Grow restaurant owner Saralyn Collins raised concerns about food safety.
“Plates of food seems tricky to me but all for produce and other goods,” Collins commented in last month’s post.
Commissioner Elaine Lucas, who also serves on the Macon-Bibb County Board of Health, also pushed for safety regulations for the vendors.
“I’m supportive of this to give people the option to make money during this trying time but I just want to make sure the health requirements are met and I don’t know what the check on that is,” Lucas said as commissioners debated the measure in committee.
Tillman said it was his desire to educate illegal vendors that there are laws governing street sales and to cut down on those not currently following the rules.
“We’re trying to take a proactive approach. There are a lot of folks out here doing stuff without Macon-Bibb’s permission or consent. But we want to be able to show folks that we support you during COVID-19 and we want you to do things correctly… and not charge them an excessive fee but just encourage them to do right,” Tillman said.
Although the initial proposal provided for vendors in the public right-of-way, commissioners restricted it to public sidewalks for safety reasons.
“Most, if not all of us, like the intent, we just want to make sure it’s safe and meets the proper standards,” Commissioner Mallory Jones said during the committee discussion.
The ordinance requires a vendor to have a Macon-Bibb County business license, be insured for at least $100,000 per occurrence and pay a reduced fee of $25 for a temporary sidewalk permit.
A booth, movable table, stand, kiosk or other furniture to display goods and up to two chairs for workers are permitted. The display cart or furniture cannot be larger than 4 feet 6 inches wide, 6 feet long and five feet high, excluding umbrellas or canopies.
No more than 30 square feet of sidewalk can be used. The county also mandates a 30-gallon trash receptacle at each location.
The county’s office of Business Development Services would issue the temporary permit. Applicants must provide a copy of the business license and expiration date, description of items to be sold, valid permits from the health department and agree to a waiver exempting the county or its employees from liability.
The precise map of the location must also be presented as well as evidence of approval from Macon-Bibb County Planning and Zoning. The permits would not be valid during an emergency, special event, parade or street festival.

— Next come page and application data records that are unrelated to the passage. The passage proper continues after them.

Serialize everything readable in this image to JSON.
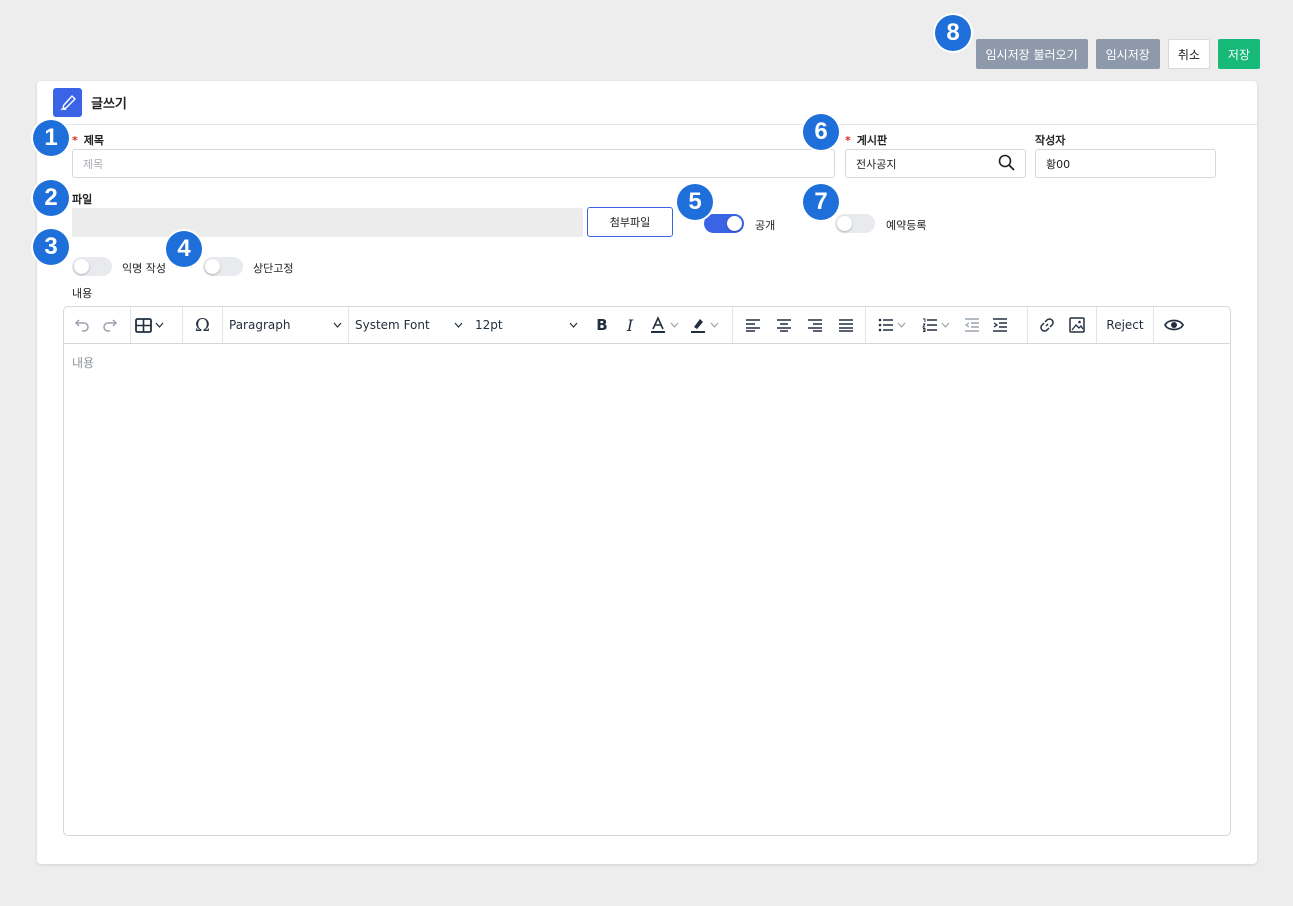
{
  "top_actions": {
    "load_draft": "임시저장 불러오기",
    "save_draft": "임시저장",
    "cancel": "취소",
    "save": "저장"
  },
  "header": {
    "title": "글쓰기",
    "icon": "pen-icon",
    "accent": "#3b63e5"
  },
  "form": {
    "title_label": "제목",
    "title_placeholder": "제목",
    "board_label": "게시판",
    "board_value": "전사공지",
    "author_label": "작성자",
    "author_value": "황00",
    "file_label": "파일",
    "attach_button": "첨부파일",
    "public_label": "공개",
    "public_on": true,
    "reserve_label": "예약등록",
    "reserve_on": false,
    "anonymous_label": "익명 작성",
    "anonymous_on": false,
    "pin_label": "상단고정",
    "pin_on": false,
    "content_label": "내용",
    "content_placeholder": "내용",
    "required_mark": "*"
  },
  "editor_toolbar": {
    "block_format": "Paragraph",
    "font_family": "System Font",
    "font_size": "12pt",
    "reject_label": "Reject"
  },
  "markers": [
    "1",
    "2",
    "3",
    "4",
    "5",
    "6",
    "7",
    "8"
  ],
  "colors": {
    "marker": "#1e6fd9",
    "save": "#17b978",
    "draft": "#8e9aab",
    "required": "#e0262a"
  }
}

Only a freestanding A-frame style sign is allowed but the name of the vendor must be posted on the push cart.
The vendor must allow 5 feet of sidewalk for pedestrian traffic and can’t set up within 50 feet of the entrance to an existing restaurant or store that sells “substantially similar” type of food or goods.

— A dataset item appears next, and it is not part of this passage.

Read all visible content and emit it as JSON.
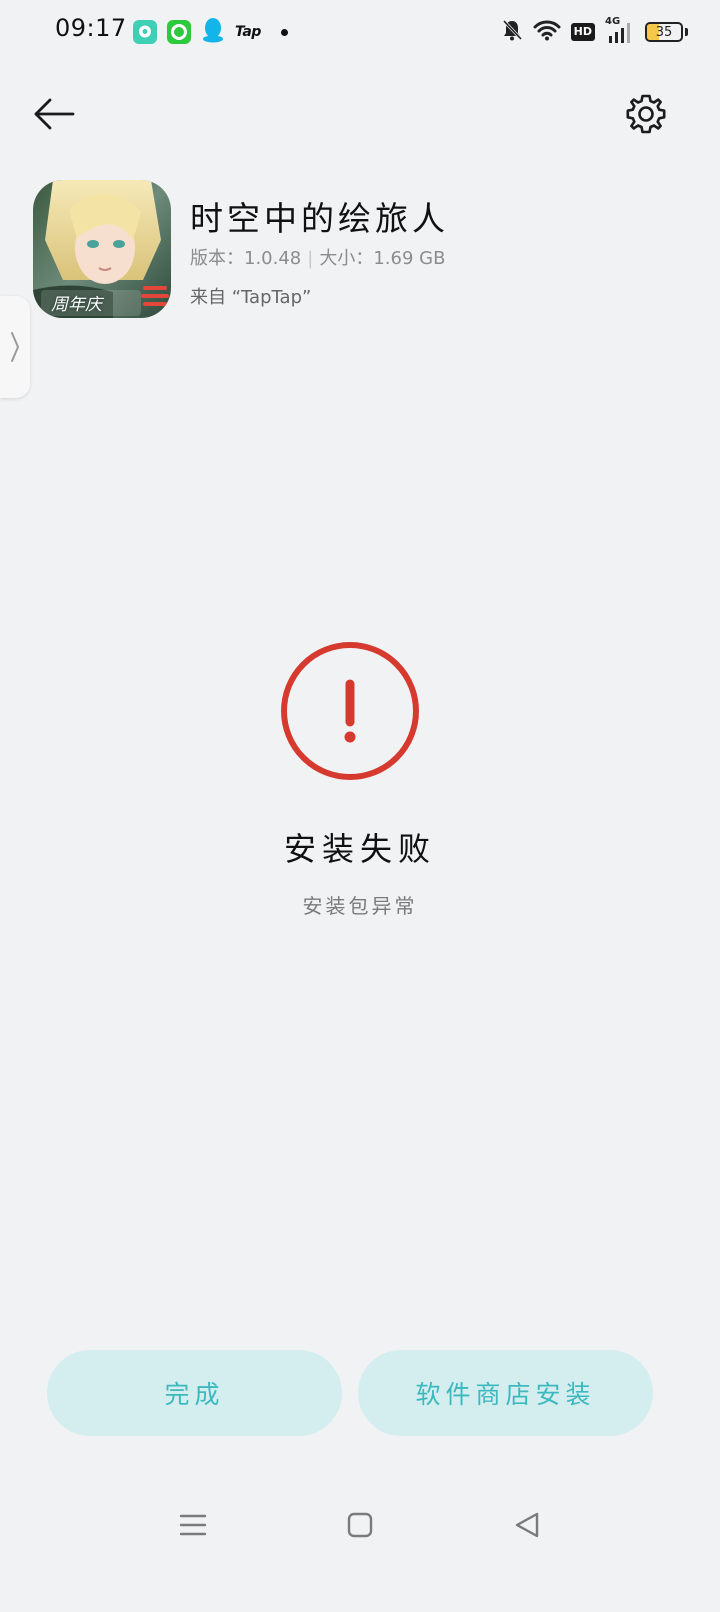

The pop-up businesses cannot be within 25 feet of any other location that received prior approval for a vendor permit.
“This recognizes there are already people in this community who hold these permits. Their rights under their permanent permits will be superior to the temporary permits,” Senior Assistant County Attorney Michael McNeill explained to commissioners as they considered the proposal.
The new regulations also provide for partial street closures on Poplar and Cherry streets for businesses to provide outdoor restaurant seating or additional space for merchandizing. Setting up partially in the street or parking lane would allow more room for social distancing outside.

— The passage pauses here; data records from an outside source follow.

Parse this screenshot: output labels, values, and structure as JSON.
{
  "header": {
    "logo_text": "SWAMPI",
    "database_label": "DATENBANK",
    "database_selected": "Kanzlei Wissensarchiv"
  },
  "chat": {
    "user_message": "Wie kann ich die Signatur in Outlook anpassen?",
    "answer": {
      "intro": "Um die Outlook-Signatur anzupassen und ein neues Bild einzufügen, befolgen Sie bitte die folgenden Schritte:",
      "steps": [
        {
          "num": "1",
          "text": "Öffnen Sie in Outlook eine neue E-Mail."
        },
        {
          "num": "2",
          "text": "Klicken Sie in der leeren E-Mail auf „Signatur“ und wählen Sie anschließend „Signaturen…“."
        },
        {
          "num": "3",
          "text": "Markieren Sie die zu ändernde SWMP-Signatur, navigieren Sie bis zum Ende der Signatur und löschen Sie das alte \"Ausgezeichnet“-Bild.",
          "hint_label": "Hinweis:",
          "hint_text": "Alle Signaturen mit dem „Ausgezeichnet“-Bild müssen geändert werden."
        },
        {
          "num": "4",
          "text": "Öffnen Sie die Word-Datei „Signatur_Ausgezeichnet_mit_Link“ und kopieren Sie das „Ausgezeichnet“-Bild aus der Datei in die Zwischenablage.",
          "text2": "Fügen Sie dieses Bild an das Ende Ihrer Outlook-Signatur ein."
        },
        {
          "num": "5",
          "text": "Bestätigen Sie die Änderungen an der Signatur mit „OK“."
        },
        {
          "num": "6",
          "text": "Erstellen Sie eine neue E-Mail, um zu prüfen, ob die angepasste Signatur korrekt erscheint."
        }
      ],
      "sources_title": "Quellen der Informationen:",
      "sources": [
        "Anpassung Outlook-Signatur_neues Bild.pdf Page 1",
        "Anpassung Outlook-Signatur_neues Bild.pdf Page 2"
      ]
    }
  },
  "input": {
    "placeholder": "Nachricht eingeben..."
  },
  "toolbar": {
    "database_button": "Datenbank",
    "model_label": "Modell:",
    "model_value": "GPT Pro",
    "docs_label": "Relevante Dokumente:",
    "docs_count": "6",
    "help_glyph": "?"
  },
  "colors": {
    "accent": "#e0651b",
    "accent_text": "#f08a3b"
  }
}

A business must have support from more than 50 percent of adjoining businesses and pay $25 per day for the closure.
Tillman cited Atlanta, Savannah and Winston-Salem, N.C., as examples of other cities that have a thriving street business. The policy will be in place until the end of December.
Tillman would like to see a permanent opportunity for small business owners to thrive in the county and plans to approach NewTown Macon about that possibility.
“Although this is temporary, maybe this will give us an opportunity in 2021 to begin to look at more opportunities to actually have people in a generalized location to sell their products and succeed.”